After taking the unusual step of personally telephoning U.N. Secretary-General Ban Ki-moon last week to express concerns about a crackdown on political dissidents, Bush said she wanted to bring more international attention to human rights abuses in Myanmar.

She told a small group of reporters in an interview at the White House that she hoped to raise the issue's profile at the U.N. General Assembly later this month.

"I would like a resolution, another chance for the (U.N.) Security Council to vote on a resolution on Burma and to give the countries who voted against it another opportunity to join us as we see a situation that we think is deteriorating," Bush said, using the former name of the Asian country.

China and Russia earlier this year rejected a Washington-backed draft resolution pressing Myanmar to stop persecuting minority and opposition groups.

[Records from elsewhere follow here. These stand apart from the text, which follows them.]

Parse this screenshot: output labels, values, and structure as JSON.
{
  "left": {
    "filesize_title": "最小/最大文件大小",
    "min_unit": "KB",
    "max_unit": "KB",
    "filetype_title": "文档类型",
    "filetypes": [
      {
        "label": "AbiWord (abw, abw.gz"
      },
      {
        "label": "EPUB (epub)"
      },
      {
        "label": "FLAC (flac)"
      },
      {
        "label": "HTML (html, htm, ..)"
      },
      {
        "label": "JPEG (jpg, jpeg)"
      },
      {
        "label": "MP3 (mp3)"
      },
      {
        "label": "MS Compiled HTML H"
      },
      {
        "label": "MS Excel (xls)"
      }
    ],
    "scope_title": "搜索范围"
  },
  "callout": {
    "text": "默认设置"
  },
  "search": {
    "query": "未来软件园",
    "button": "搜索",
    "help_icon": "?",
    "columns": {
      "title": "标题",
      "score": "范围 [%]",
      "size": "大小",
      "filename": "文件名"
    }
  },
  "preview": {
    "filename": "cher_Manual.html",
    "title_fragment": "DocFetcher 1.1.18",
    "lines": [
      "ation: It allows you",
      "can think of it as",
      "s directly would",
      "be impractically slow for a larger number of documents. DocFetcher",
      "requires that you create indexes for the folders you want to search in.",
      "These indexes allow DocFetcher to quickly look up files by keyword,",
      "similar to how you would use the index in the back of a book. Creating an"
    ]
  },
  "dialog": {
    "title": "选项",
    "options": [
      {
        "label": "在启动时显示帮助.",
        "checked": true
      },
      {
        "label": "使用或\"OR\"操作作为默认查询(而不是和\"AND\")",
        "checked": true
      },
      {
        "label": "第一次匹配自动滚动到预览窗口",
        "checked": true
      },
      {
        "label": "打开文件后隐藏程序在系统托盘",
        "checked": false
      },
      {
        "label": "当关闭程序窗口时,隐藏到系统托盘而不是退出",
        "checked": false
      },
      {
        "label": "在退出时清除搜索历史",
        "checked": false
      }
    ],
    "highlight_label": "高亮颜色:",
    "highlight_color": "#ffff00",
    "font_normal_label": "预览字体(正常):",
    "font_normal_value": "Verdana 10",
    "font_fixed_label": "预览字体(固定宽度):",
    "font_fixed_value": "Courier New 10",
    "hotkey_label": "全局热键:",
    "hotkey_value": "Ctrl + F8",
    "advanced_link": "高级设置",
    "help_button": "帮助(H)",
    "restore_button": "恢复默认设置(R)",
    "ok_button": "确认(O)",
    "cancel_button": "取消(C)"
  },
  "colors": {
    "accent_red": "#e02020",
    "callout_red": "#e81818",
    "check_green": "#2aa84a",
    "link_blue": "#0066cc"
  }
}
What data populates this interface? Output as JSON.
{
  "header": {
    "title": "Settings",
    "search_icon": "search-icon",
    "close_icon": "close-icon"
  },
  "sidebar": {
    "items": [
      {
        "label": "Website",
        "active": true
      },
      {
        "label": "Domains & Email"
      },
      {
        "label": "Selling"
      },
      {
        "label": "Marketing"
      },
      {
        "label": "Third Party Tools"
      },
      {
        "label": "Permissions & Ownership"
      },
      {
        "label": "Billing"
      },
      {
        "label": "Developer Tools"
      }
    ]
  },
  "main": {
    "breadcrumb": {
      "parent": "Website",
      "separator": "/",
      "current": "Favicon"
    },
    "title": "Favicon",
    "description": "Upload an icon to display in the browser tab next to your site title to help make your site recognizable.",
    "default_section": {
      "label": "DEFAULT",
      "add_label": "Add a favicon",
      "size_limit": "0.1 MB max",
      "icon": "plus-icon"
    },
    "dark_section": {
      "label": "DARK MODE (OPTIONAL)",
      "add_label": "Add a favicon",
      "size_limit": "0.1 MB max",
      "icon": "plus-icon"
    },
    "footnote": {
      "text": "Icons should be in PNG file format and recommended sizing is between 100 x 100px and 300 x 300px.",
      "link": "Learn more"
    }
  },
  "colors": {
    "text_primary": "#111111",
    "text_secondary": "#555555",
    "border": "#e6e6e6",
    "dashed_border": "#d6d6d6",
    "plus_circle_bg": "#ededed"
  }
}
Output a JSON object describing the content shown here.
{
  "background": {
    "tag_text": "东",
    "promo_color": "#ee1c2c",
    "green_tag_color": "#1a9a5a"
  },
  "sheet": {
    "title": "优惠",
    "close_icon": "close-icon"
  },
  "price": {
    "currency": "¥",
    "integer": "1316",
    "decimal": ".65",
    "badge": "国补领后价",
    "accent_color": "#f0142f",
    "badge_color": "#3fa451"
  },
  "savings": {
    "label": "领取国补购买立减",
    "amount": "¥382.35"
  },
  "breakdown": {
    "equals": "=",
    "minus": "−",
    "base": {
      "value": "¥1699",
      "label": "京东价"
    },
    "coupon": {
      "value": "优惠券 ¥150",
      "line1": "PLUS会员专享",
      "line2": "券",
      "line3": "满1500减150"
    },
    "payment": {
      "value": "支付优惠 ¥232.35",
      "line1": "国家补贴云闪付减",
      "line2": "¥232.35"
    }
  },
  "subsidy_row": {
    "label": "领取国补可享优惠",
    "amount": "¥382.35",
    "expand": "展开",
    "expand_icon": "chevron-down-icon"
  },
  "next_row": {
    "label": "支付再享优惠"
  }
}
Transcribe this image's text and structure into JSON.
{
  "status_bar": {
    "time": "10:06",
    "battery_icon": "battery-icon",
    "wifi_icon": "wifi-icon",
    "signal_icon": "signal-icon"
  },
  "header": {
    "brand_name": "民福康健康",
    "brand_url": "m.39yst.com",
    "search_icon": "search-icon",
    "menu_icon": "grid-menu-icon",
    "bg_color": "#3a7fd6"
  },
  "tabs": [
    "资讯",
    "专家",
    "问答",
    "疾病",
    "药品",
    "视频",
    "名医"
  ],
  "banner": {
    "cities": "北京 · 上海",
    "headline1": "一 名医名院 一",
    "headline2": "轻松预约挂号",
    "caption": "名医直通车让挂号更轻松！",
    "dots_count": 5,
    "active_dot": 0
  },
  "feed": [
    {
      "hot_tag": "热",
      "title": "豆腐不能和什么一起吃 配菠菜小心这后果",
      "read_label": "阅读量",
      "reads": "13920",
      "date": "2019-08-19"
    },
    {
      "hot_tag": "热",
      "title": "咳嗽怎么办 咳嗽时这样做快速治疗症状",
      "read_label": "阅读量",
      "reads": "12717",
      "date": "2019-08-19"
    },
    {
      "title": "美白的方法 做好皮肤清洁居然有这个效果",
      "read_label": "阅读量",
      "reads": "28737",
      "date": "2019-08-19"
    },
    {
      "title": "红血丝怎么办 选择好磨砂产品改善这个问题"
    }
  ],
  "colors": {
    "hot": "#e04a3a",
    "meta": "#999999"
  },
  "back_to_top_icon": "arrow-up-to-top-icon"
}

The first lady said her husband, President George W. Bush planned to raise concerns about Myanmar with China's President Hu Jintao during the Asia-Pacfic summit in Australia this week.

She said that while China views Myanmar's political troubles as a domestic issue and does not want to be involved in international efforts to pressure the Asian country, it was in Beijing's interest to have a stable trading partner.

"I also have some, a small amount of optimism that China will work with us on this issue," she said. "They didn't want to work with us before, but I think they will."

Bush cited China's leading involvement in talks on North Korea's nuclear program and its arranging a meeting between the United States and Myanmar in China as signs that Beijing may be open to changing its stance on Myanmar.

She did not express the same hope about Russia, which along with China is a permanent member of the U.N. Security Council.

Long-standing U.S. sanctions against Myanmar are mainly "symbolic" because there is not a major economic relationship between the two countries, so it was important to get China, Russia and India involved in efforts to pressure Myanmar, Bush said.

"That is the question, what can we really get this regime to do?" she said. "As far as we can tell they thumb their nose at the rest of the world, but that doesn't mean the rest of the world shouldn't continue to speak out about the issue."

She said one reason she became involved in the plight of political dissidents in Myanmar was the detention of Nobel laureate Aung San Suu Kyi, with whom she has not communicated.

The first lady said she was briefed several times by Ibrahim Gambari, the U.N. secretary-general's special adviser on Myanmar, most recently in June, and met members of the country's ethnic minority.

She did not see her increasingly public voice on Myanmar as a departure from her role as first lady, noting that she has traveled around the world without her husband including to the Middle East and Africa.

"I think this is sort of one of those myths that I was baking cookies and then they fell off the cookie sheet and I called Ban Ki-moon," she said.